Output every record exactly, apart from its images.
════════
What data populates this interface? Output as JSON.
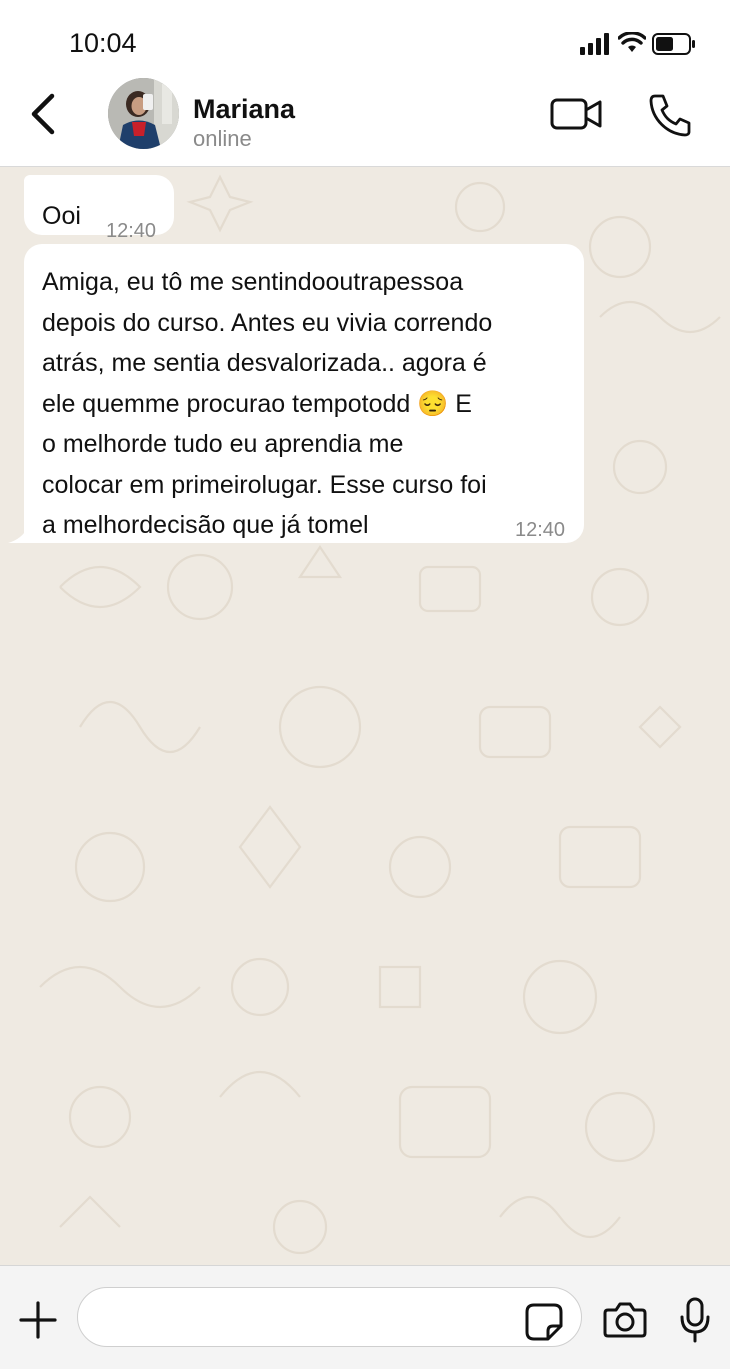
{
  "status_bar": {
    "time": "10:04",
    "icons": [
      "signal-icon",
      "wifi-icon",
      "battery-icon"
    ]
  },
  "header": {
    "back_icon": "chevron-left-icon",
    "contact_name": "Mariana",
    "contact_status": "online",
    "actions": [
      "video-call-icon",
      "phone-icon"
    ]
  },
  "messages": [
    {
      "text": "Ooi",
      "time": "12:40"
    },
    {
      "text": "Amiga, eu tô me sentindooutrapessoa\ndepois do curso. Antes eu vivia correndo\natrás, me sentia desvalorizada.. agora é\nele quemme procurao tempotodd 😔 E\no melhorde tudo eu aprendia me\ncolocar em primeirolugar. Esse curso foi\na melhordecisão que já tomel",
      "time": "12:40"
    }
  ],
  "input_bar": {
    "icons": [
      "plus-icon",
      "sticker-icon",
      "camera-icon",
      "microphone-icon"
    ],
    "placeholder": ""
  },
  "colors": {
    "chat_background": "#efeae2",
    "bubble_background": "#ffffff",
    "header_background": "#ffffff",
    "input_bar_background": "#f4f4f4",
    "secondary_text": "#8a8a8a"
  }
}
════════
- Exercise solution:
What data populates this interface? Output as JSON.
{
  "status_bar": {
    "time": "10:04",
    "icons": [
      "signal-icon",
      "wifi-icon",
      "battery-icon"
    ]
  },
  "header": {
    "back_icon": "chevron-left-icon",
    "contact_name": "Mariana",
    "contact_status": "online",
    "actions": [
      "video-call-icon",
      "phone-icon"
    ]
  },
  "messages": [
    {
      "text": "Ooi",
      "time": "12:40"
    },
    {
      "text": "Amiga, eu tô me sentindooutrapessoa\ndepois do curso. Antes eu vivia correndo\natrás, me sentia desvalorizada.. agora é\nele quemme procurao tempotodd 😔 E\no melhorde tudo eu aprendia me\ncolocar em primeirolugar. Esse curso foi\na melhordecisão que já tomel",
      "time": "12:40"
    }
  ],
  "input_bar": {
    "icons": [
      "plus-icon",
      "sticker-icon",
      "camera-icon",
      "microphone-icon"
    ],
    "placeholder": ""
  },
  "colors": {
    "chat_background": "#efeae2",
    "bubble_background": "#ffffff",
    "header_background": "#ffffff",
    "input_bar_background": "#f4f4f4",
    "secondary_text": "#8a8a8a"
  }
}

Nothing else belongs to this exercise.